Two months after the suicide of the Dalit research scholar Rohith Vemula, Hyderabad Central University is smouldering again. The return of Vice Chancellor Appa Rao Podile after a two-month hiatus has sparked demonstrations, students say the campus mess has been shut down, and the authorities have banned entry of outsiders.

On Wednesday, Kanhaiya Kumar, president of the Jawaharlal Nehru University Students’ Union, was barred from addressing a scheduled meet on campus at the invitation of a group that is spearheading the agitation demanding “justice for Rohith Vemula”.

Defending the denial of permission, Vice Chancellor Podile told PTI: “Nobody has approached for permission. Definitely, there is no permission.”

Podile had gone on “indefinite leave” on January 24, as protests erupted after Vemula’s suicide, with a number of students blaming the administrator for the death. Podile was named in the First Information Report as an accused in the suicide case.

His return to Hyderabad Central University on Tuesday inflamed anger on campus. Some students ransacked the vice chancellor’s office to protest against what they claim was an “institutional murder”. The agitating students, while criticising the Human Resource Development Ministry for “reinstating” the vice-chancellor, have demanded his resignation. According to news reports, 25 students were arrested for the vandalism.

The protesting students say the authorities are hitting back at them in insidious ways. On Wednesday, social media was abuzz with reports that the campus mess had been shut down, and students didn’t have access to electricity, water and internet.

Students say even food deliveries were not being allowed into the campus. “We are cooking our own food inside the hostel mess and near the shopping complex, where the police is trying to shut down the operation by saying that it’s not allowed,” said a PhD student, requesting anonymity.

The student added: “This is an orchestrated attempt by the Bharatiya Janata Party and their student wing Akhil Bharatiya Vidyarthi Parishad to implicate protesters who were not even indulging in vandalism.”

In the midst of this, help has poured in from outside the campus.

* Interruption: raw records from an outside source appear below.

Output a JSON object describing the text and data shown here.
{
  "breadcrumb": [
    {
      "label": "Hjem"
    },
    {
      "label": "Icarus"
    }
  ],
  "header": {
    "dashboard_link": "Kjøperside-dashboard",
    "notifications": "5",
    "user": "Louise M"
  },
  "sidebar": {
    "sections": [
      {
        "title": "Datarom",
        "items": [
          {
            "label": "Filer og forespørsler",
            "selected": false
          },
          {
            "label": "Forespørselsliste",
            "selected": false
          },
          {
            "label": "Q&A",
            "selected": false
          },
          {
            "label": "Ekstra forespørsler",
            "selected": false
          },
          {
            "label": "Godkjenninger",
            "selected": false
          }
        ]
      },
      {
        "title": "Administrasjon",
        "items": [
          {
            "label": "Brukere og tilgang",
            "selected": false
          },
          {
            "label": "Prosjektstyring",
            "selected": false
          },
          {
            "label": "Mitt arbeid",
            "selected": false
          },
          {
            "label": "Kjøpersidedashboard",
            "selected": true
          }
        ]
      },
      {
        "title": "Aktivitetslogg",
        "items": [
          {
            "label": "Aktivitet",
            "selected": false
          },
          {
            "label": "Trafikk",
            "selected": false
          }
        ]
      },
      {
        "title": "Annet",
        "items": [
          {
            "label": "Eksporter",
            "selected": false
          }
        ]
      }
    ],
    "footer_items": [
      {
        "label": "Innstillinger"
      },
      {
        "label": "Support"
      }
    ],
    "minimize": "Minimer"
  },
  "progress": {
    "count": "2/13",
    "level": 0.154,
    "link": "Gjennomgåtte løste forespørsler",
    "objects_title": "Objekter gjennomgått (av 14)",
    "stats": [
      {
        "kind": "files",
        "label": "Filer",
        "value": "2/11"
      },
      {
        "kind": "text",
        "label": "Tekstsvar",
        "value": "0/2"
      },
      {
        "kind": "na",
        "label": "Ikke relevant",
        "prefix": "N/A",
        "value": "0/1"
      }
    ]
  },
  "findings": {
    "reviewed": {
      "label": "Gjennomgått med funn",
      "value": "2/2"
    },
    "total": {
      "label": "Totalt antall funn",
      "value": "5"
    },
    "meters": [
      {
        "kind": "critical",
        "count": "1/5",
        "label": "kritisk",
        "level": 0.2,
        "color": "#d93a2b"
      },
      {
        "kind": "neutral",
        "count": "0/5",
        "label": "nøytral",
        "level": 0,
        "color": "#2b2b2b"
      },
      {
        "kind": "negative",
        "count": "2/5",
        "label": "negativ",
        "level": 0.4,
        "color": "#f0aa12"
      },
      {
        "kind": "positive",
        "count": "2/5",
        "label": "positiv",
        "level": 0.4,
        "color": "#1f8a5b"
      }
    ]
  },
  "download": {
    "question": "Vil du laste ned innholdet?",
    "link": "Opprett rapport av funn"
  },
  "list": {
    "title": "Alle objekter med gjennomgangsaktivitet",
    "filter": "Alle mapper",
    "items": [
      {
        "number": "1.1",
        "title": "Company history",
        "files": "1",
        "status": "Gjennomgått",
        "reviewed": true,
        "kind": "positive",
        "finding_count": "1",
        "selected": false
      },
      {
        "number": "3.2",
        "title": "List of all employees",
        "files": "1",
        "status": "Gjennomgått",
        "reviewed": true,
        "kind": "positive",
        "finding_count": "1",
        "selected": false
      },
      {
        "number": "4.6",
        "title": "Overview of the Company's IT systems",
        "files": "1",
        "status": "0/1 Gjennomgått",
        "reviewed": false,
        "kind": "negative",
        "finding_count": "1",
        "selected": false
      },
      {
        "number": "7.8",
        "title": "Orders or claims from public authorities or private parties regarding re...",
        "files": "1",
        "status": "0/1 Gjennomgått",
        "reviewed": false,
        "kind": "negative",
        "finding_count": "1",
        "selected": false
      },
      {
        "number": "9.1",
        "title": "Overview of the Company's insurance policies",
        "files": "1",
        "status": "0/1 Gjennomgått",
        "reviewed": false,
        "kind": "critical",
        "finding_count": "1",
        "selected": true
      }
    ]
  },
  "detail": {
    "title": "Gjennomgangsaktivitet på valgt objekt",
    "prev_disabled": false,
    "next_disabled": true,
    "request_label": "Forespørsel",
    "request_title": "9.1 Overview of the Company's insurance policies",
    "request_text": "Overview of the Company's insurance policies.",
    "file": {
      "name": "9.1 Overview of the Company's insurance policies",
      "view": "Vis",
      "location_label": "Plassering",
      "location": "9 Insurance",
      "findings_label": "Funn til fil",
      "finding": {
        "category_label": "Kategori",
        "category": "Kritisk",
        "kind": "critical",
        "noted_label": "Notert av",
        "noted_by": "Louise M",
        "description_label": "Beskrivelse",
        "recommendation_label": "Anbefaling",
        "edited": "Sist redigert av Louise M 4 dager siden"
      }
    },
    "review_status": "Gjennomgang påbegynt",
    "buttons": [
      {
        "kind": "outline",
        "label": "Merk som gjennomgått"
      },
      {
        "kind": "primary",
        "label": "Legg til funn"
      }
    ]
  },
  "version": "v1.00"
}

Some eateries in Hyderabad are providing free food to the university’s students, while a crowd-sourced survey is collecting details of those ready to offer accommodation, food and water.

Rohith Vemula had committed suicide in January after being suspended from the university along with a few others for allegedly getting into a scuffle with members of the Akhil Bharatiya Vidyarthi Parishad on campus.

On Wednesday, the Joint Action Committee for Social Justice at the varsity, which is seeking Justice for Vemula, had invited JNU student leader Kanhaiya Kumar to address the protesting students. Kumar arrived at the university early Wednesday but he wasn’t allowed to enter. He took to Twitter to express his disappointment.

Kumar later spoke to the media gathered outside the campus gates and alleged that the Central government had raked up the JNU issue to divert attention from Vemula’s suicide.

“To suppress HCU [Hyderabad Central University] issue, the government raised JNU issue,” he said. “Students want to study and government should ensure that such an environment is provided. But the MP, MLA, Smriti Irani polarised the atmosphere in University.”

Kanhaiya reiterated the Hyderabad University students’ demand to pass a Rohith Act, which aims to prevent caste-based prejudice in educational institutions. He condemned the vandalism at the vice chancellor’s office, without naming the perpetrators. “The Dronacharya system should end at universities," he said. "[The] Rohith Act should be created to ensure no other Eklavya dies.”

ABVP members claim the time “isn’t right” for anyone to come to the university and escalate protests since exams and placements are coming up.

“We respect democracy, but at this time and at this juncture, it is not the right time to enter the university,” said Gurajada G, member of ABVP’s state executive and a scholar at the Telugu Department of the university. “Kanhaiya may give lectures anywhere else he wants. Already enough violence has taken place at the campus. We have lot of issues going on. We are not in the mood of encouraging terrorist like-minded people.”

In addition to Kumar, many student organisations and political outfits that came to the campus to lend their support to the agitating students were prevented from entering. Among them was Roji M John, National President of the National Students Union of India. “It is undemocratic to restrict media, politicians and students," he said. "Our fight will continue till all demands are met.”

Meanwhile, several students alleged on Facebook that many of those reportedly arrested by the police for vandalising the vice chancellor’s office were now untraceable.

A student named Vaikhari Aryat, wrote: “Undeclared emergency is prevailing in UoH now. No food, no water, no electricity and no internet. Sangh administration, police and ABVP nexus do whatever they can to suppress all kinds of resistance.”

She added in another update that the internet was cut off and the students were “alienated”. “University cut off our internet facility since forenoon," she said. "There’s no drinking water available in mess, no dining hall opened anymore and internet blackout too. This is going really well VC. You have got us starved, thirsty and alienated from reaching out to outside world!”


On Tuesday, the university authorities had asked the local police for help when the vice chancellor was stuck in his residence as students protested outside. The Rapid Action Force and Central Police Reserve Force cleared up the office and took students into custody. Students allege that their phones were confiscated when they tried to film this action as well as the police search for specific students.